Rio de Janeiro’s show of anxiety-busting comics
Brazilian artist Victor Arruda painted in order to deal with his anxieties. His nightmarish imagery, on display in Rio’s extraordinary Museum of Modern Art, brings his unconscious to his conscious mind.
Rio’s Christ without the crowds
By a stroke of luck, one early morning I had Brazil’s cultural icon and Christianity’s global symbol all to myself before thousands of selfie stick-carrying believers and non-believers streamed in.
Templo Mayor: Mexico City’s Aztec slaughterhouse
Only recently excavated Templo Mayor, the former centre of Aztec religion, is an open-air museum marking the spot with the famous eagle perching on a cactus with a snake in its beak – the symbol of Mexico today.
Frida & Trotsky: On neighbourhood watch in Coyoacán
A few blocks apart in Coyoacán on the outskirts of Mexico City stand former homes of Frida Kahlo and Leon Trotsky, both of them now museums filled with objects from the artist’s and revolutionary’s everyday lives.
Teotihuacán: Mexico’s mysterious megapolis
Teotihuacán, one of Mexico’s biggest draws, has an uncertain provenance. For a city believed to have once been the most populous in the Americas, little is known about its rulers or the circumstances of its collapse.
Borobudur: Indonesia’s sublime Buddhist hike
At Borobudur, the world’s largest Buddhist temple, theology and geometry instruct pilgrims towards the ultimate enlightenment.
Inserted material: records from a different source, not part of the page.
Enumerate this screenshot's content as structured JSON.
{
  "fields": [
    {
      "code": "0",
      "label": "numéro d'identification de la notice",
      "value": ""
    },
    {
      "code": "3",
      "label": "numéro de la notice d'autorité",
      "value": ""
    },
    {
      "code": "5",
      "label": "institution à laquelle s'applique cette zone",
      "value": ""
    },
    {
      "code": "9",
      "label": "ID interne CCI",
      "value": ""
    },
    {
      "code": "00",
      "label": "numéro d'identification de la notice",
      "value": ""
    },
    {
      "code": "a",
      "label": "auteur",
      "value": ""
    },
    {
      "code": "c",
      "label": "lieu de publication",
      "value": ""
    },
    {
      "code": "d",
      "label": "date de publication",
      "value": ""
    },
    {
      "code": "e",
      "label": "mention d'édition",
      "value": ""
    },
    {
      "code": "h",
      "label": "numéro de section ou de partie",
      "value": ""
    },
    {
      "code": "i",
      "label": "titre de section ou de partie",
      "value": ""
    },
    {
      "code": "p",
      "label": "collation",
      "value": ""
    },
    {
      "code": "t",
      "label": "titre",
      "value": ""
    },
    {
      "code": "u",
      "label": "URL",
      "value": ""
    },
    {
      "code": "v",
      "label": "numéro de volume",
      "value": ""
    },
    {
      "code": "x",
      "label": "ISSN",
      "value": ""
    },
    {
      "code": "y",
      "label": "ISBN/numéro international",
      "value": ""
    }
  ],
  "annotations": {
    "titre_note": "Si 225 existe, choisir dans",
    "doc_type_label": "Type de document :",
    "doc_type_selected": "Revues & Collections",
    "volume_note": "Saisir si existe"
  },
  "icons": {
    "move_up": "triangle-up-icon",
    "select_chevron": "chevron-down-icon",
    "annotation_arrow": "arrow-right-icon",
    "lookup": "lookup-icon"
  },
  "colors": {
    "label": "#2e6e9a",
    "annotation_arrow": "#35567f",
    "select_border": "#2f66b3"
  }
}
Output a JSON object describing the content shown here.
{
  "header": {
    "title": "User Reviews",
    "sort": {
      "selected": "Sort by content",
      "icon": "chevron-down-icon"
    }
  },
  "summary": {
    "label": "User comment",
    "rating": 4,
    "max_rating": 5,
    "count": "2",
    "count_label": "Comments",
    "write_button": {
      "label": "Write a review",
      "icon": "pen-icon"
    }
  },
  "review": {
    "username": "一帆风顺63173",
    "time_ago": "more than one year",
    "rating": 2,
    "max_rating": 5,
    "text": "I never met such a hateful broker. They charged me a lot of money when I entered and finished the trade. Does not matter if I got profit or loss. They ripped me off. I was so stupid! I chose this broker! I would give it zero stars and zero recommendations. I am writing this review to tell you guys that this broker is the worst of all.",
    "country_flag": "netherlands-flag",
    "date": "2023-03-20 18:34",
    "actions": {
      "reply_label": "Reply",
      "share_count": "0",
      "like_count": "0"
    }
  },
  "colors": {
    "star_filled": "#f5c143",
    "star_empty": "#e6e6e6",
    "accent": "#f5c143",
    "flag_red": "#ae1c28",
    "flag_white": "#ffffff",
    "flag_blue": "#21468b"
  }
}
Devotees ascend the site towards higher states of consciousness.
Ayala Museum: Manila’s best immersive experience
Superbly curated, Ayala Museum in Manila is one of those multi-dimensional exhibition spaces where sections of seemingly unrelated material paint a full picture – in this case of Philippine art, culture and history.
Philippines: Adopted home of American abstraction
Filipino artists have long remained current with international trends and a visit to the National Museum of Fine Arts in Manila reveals one of the global pockets of Western-influenced abstraction dating back to the 1940s.
Milan: Mantegna’s hyper-realist Christ
This revolutionary take on the Lamentation over the Dead Christ from Andrea Mantegna comes very close to the hyper-realism of the 20th century with its use of colour, detail and dramatic perspective.
Amsterdam: Perfect Mozart at the Concertgebouw
Dolf van Gendt, the acclaimed architect of Amsterdam’s Het Koninklijk Concertgebouw, although considered to be completely devoid of musical talent, was able to create a perfectly resonant concert hall.